By Robin Lord, Staff Writer, Cape Cod Times, November 22, 2005
Author Jacquelyn Mitchard with baby Atticus, born Nov. 1 at Cape Cod Hospital to a surrogate mother.
|Best-selling author Jacquelyn Mitchard creates fictional stories. But the tale of her own experience with a surrogate birth is stranger than anything she could have made up, she says.
”What people will do for each other and to each other, it’s something I always knew as a writer, but it never fails to amaze you,” said Mitchard, who gained fame with her first novel, ”The Deep End of the Ocean” and now lives in Madison, Wis., after a short stint in Harwich.
Mitchard and her husband, Christopher Brent, are in a pitched battle with the estranged husband of a woman who was the surrogate mother of their 3-week-old baby. A judge in Barnstable Probate Court could decide the outcome.
Arletta Bendschneider gave birth Nov. 1 at Cape Cod Hospital in Hyannis. The baby, named Atticus Stuart Brent by Mitchard and Brent, has been with the couple ever since.
But Jack Bendschneider of Kings Mountain, Ky., Arletta’s estranged husband, has refused to sign a paper releasing his claim to the boy.
Kentucky law presumes that a child born to a married woman is the legal child of that woman and her husband, said Mitchard’s lawyer, Melissa Brisman of Park Ridge, N.J.
The law, which also applies in Massachusetts, was written before technology made it possible for women to carry surrogate children.
According to Barnstable Probate Court documents, Mitchard and Brent have filed a motion to prevent Cape Cod Hospital from filing a birth certificate with the state health department until their names can be listed as the parents.

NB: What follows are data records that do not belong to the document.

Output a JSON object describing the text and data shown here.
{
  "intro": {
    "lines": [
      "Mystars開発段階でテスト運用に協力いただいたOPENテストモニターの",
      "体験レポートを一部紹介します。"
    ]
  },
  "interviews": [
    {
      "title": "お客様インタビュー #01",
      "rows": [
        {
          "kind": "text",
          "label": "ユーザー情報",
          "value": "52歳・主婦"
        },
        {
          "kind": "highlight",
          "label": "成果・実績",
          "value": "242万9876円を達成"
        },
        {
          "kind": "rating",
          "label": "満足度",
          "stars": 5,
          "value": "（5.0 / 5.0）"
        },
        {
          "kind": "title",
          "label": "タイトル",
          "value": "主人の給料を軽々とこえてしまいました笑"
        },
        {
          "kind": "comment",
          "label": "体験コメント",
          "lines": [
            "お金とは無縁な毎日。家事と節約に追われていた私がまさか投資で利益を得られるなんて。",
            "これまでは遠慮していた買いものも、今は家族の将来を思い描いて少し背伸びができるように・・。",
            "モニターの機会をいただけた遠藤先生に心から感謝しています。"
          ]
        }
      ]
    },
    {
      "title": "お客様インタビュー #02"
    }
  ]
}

The couple has also filed suit demanding that Jack Bendschneider waive his custody rights. If he has not signed by early next month, a Barnstable judge will be asked to determine the biological parents of the baby, Brisman said.

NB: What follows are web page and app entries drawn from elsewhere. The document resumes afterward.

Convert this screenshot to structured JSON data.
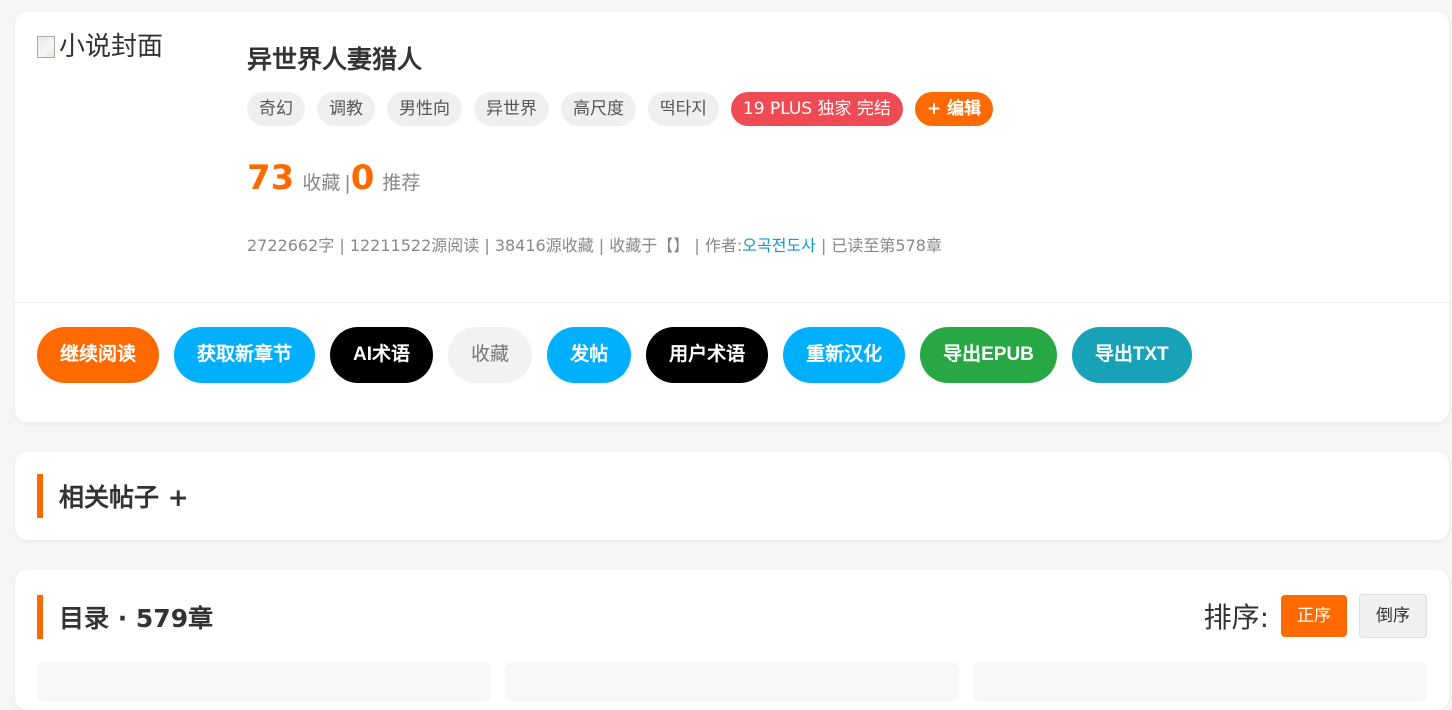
{
  "book": {
    "cover_alt": "小说封面",
    "title": "异世界人妻猎人",
    "tags": [
      "奇幻",
      "调教",
      "男性向",
      "异世界",
      "高尺度",
      "떡타지"
    ],
    "plus_tag": "19 PLUS 独家 完结",
    "edit_tag": "+ 编辑",
    "favorites_count": "73",
    "favorites_label": "收藏",
    "separator": "|",
    "recommend_count": "0",
    "recommend_label": "推荐",
    "meta_prefix": "2722662字 | 12211522源阅读 | 38416源收藏 | 收藏于【】 | 作者:",
    "author": "오곡전도사",
    "meta_suffix": " | 已读至第578章"
  },
  "actions": {
    "continue": "继续阅读",
    "fetch": "获取新章节",
    "ai_terms": "AI术语",
    "favorite": "收藏",
    "post": "发帖",
    "user_terms": "用户术语",
    "retranslate": "重新汉化",
    "export_epub": "导出EPUB",
    "export_txt": "导出TXT"
  },
  "posts": {
    "title": "相关帖子 +"
  },
  "toc": {
    "title": "目录 · 579章",
    "sort_label": "排序:",
    "asc": "正序",
    "desc": "倒序"
  },
  "colors": {
    "accent": "#ff6a00",
    "blue": "#00b0ff",
    "green": "#28a745",
    "teal": "#17a2b8",
    "plus_red": "#f04b55",
    "author_link": "#1296db"
  }
}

Mitchard and Brent moved to Harwich last summer but decided to return this month to Madison, where they have family, after the surrogacy issue arose, Mitchard said.
”It certainly cast a pall over what should have been an entirely joyous time,” she said.
In vitro fertilization
Atticus was conceived with in vitro fertilization using Brent’s sperm and a donor egg. Another of the couple’s children, Will, was born to a different surrogate mother two years ago. Mitchard, 52, whose first husband died when he was 45, has seven children, ages 3 weeks to 22 years old.
”They’re all mine,” she said. ”Some came to us through adoption, but I don’t distinguish.”
Arletta Bendschneider, 33, is a building inspector in Danville, Ky. A woman in the building department said Bendschneider was out on leave. Repeated attempts to reach her were unsuccessful; her cell phone was turned off and there was no voice mail. On her Web site,wombofhope.com, she says she believed being a surrogate was ”my life’s calling.”
Jack Bendschneider, a factory worker in Danville, did not return messages left with his supervisor or at his parents’ home. His lawyer, Theodore Lavit of Lebanon, Ky., said Bendschneider has no interest in Mitchard’s baby, but sees no reason why he should sign a waiver.
”We’ve had calls from all over the United States. ‘Dr. Phil’ has called and ‘Inside Edition,’ but we’re not interested in trying this case in the newspaper or on television,” Lavit said.
He said Bendschneider, who filed for divorce from his wife when she was eight months pregnant with Mitchard’s and Brent’s child, is only concerned with maintaining custody of his two children, ages 2 and 7.
In September, a judge in Casey County, Ky., ordered Arletta Bendschneider to leave the family home and granted temporary full custody of the children to her husband. The couple is now in the midst of divorce proceedings, Lavit said.
Mitchard said Arletta agreed to carry the baby because of her desire to help couples who could not conceive on their own. She said she accepted only $1,000 of the original $5,000 fee.
On her Web site, Arletta Bendschneider claims her husband was at first ”very supportive” of her pregnancy, and even gave her twice-daily progesterone injections to help maintain it.
Mitchard said Arletta found the separation and the loss of her two children ”extraordinarily devastating.”
”We were just made witness by her courage,” Mitchard said. ”Despite all she was going through, she still remained steadfast and determined to make sure Atticus was born healthy and this was a joyous experience for us.”
Jack Bendschneider is quoted in a Nov. 13 article in the Lexington (Ky.) Herald Leader as saying he feared his children would be ridiculed in their traditional farming community because of his wife’s decision to be a surrogate mother.
”I was physically sick. I couldn’t sleep at night, thinking my children are going to have to discuss this with people later in life,” he is quoted as saying.
Mitchard, whose latest novel, ”Breakdown Lane,” is set to be made into a movie, said she has found solace at this time through her writing. Her new book, ”Cage of Stars,” is due to be released in May.
It was hard to leave Cape Cod, she said, since her children had settled into Harwich schools.
”But this experience made us feel far less adventurous,” she said.